═══ SOURCE MATERIAL

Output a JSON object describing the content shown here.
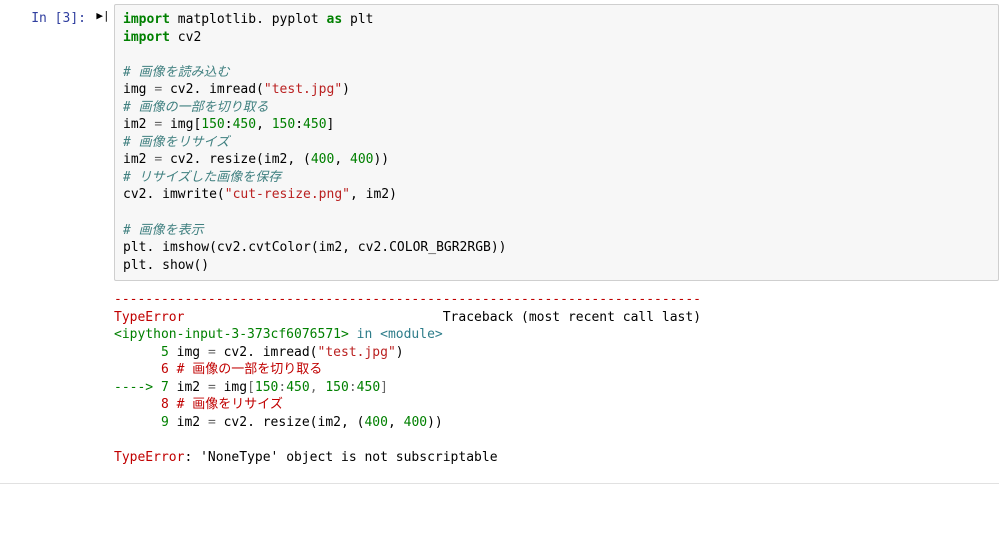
{
  "cell": {
    "prompt": "In [3]:",
    "run_icon": "▶|",
    "code_html": "<span class='kw'>import</span> <span class='nm'>matplotlib. pyplot</span> <span class='kw'>as</span> <span class='nm'>plt</span>\n<span class='kw'>import</span> <span class='nm'>cv2</span>\n\n<span class='cmt'># 画像を読み込む</span>\n<span class='nm'>img </span><span class='op'>=</span><span class='nm'> cv2. imread(</span><span class='str'>\"test.jpg\"</span><span class='nm'>)</span>\n<span class='cmt'># 画像の一部を切り取る</span>\n<span class='nm'>im2 </span><span class='op'>=</span><span class='nm'> img[</span><span class='num'>150</span><span class='nm'>:</span><span class='num'>450</span><span class='nm'>, </span><span class='num'>150</span><span class='nm'>:</span><span class='num'>450</span><span class='nm'>]</span>\n<span class='cmt'># 画像をリサイズ</span>\n<span class='nm'>im2 </span><span class='op'>=</span><span class='nm'> cv2. resize(im2, (</span><span class='num'>400</span><span class='nm'>, </span><span class='num'>400</span><span class='nm'>))</span>\n<span class='cmt'># リサイズした画像を保存</span>\n<span class='nm'>cv2. imwrite(</span><span class='str'>\"cut-resize.png\"</span><span class='nm'>, im2)</span>\n\n<span class='cmt'># 画像を表示</span>\n<span class='nm'>plt. imshow(cv2.cvtColor(im2, cv2.COLOR_BGR2RGB))</span>\n<span class='nm'>plt. show()</span>",
    "traceback_html": "<span class='tb-dash'>---------------------------------------------------------------------------</span>\n<span class='tb-err'>TypeError</span>                                 <span class='tb-trc'>Traceback (most recent call last)</span>\n<span class='tb-file'>&lt;ipython-input-3-373cf6076571&gt;</span> <span class='tb-in'>in</span> <span class='tb-mod'>&lt;module&gt;</span>\n<span class='tb-numln'>      5 </span><span class='tb-plain'>img </span><span class='op'>=</span><span class='tb-plain'> cv2. imread(</span><span class='str'>\"test.jpg\"</span><span class='tb-plain'>)</span>\n<span class='tb-cmtln'>      6 # 画像の一部を切り取る</span>\n<span class='tb-arrow'>----&gt; 7 </span><span class='tb-plain'>im2 </span><span class='op'>=</span><span class='tb-plain'> img</span><span class='op'>[</span><span class='num'>150</span><span class='op'>:</span><span class='num'>450</span><span class='op'>,</span><span class='tb-plain'> </span><span class='num'>150</span><span class='op'>:</span><span class='num'>450</span><span class='op'>]</span>\n<span class='tb-cmtln'>      8 # 画像をリサイズ</span>\n<span class='tb-numln'>      9 </span><span class='tb-plain'>im2 </span><span class='op'>=</span><span class='tb-plain'> cv2. resize(im2, (</span><span class='num'>400</span><span class='tb-plain'>, </span><span class='num'>400</span><span class='tb-plain'>))</span>\n\n<span class='tb-err'>TypeError</span><span class='tb-plain'>: 'NoneType' object is not subscriptable</span>"
  }
}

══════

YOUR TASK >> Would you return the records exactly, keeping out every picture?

THE COMPLETED TASK >>
Output a JSON object describing the content shown here.
{
  "cell": {
    "prompt": "In [3]:",
    "run_icon": "▶|",
    "code_html": "<span class='kw'>import</span> <span class='nm'>matplotlib. pyplot</span> <span class='kw'>as</span> <span class='nm'>plt</span>\n<span class='kw'>import</span> <span class='nm'>cv2</span>\n\n<span class='cmt'># 画像を読み込む</span>\n<span class='nm'>img </span><span class='op'>=</span><span class='nm'> cv2. imread(</span><span class='str'>\"test.jpg\"</span><span class='nm'>)</span>\n<span class='cmt'># 画像の一部を切り取る</span>\n<span class='nm'>im2 </span><span class='op'>=</span><span class='nm'> img[</span><span class='num'>150</span><span class='nm'>:</span><span class='num'>450</span><span class='nm'>, </span><span class='num'>150</span><span class='nm'>:</span><span class='num'>450</span><span class='nm'>]</span>\n<span class='cmt'># 画像をリサイズ</span>\n<span class='nm'>im2 </span><span class='op'>=</span><span class='nm'> cv2. resize(im2, (</span><span class='num'>400</span><span class='nm'>, </span><span class='num'>400</span><span class='nm'>))</span>\n<span class='cmt'># リサイズした画像を保存</span>\n<span class='nm'>cv2. imwrite(</span><span class='str'>\"cut-resize.png\"</span><span class='nm'>, im2)</span>\n\n<span class='cmt'># 画像を表示</span>\n<span class='nm'>plt. imshow(cv2.cvtColor(im2, cv2.COLOR_BGR2RGB))</span>\n<span class='nm'>plt. show()</span>",
    "traceback_html": "<span class='tb-dash'>---------------------------------------------------------------------------</span>\n<span class='tb-err'>TypeError</span>                                 <span class='tb-trc'>Traceback (most recent call last)</span>\n<span class='tb-file'>&lt;ipython-input-3-373cf6076571&gt;</span> <span class='tb-in'>in</span> <span class='tb-mod'>&lt;module&gt;</span>\n<span class='tb-numln'>      5 </span><span class='tb-plain'>img </span><span class='op'>=</span><span class='tb-plain'> cv2. imread(</span><span class='str'>\"test.jpg\"</span><span class='tb-plain'>)</span>\n<span class='tb-cmtln'>      6 # 画像の一部を切り取る</span>\n<span class='tb-arrow'>----&gt; 7 </span><span class='tb-plain'>im2 </span><span class='op'>=</span><span class='tb-plain'> img</span><span class='op'>[</span><span class='num'>150</span><span class='op'>:</span><span class='num'>450</span><span class='op'>,</span><span class='tb-plain'> </span><span class='num'>150</span><span class='op'>:</span><span class='num'>450</span><span class='op'>]</span>\n<span class='tb-cmtln'>      8 # 画像をリサイズ</span>\n<span class='tb-numln'>      9 </span><span class='tb-plain'>im2 </span><span class='op'>=</span><span class='tb-plain'> cv2. resize(im2, (</span><span class='num'>400</span><span class='tb-plain'>, </span><span class='num'>400</span><span class='tb-plain'>))</span>\n\n<span class='tb-err'>TypeError</span><span class='tb-plain'>: 'NoneType' object is not subscriptable</span>"
  }
}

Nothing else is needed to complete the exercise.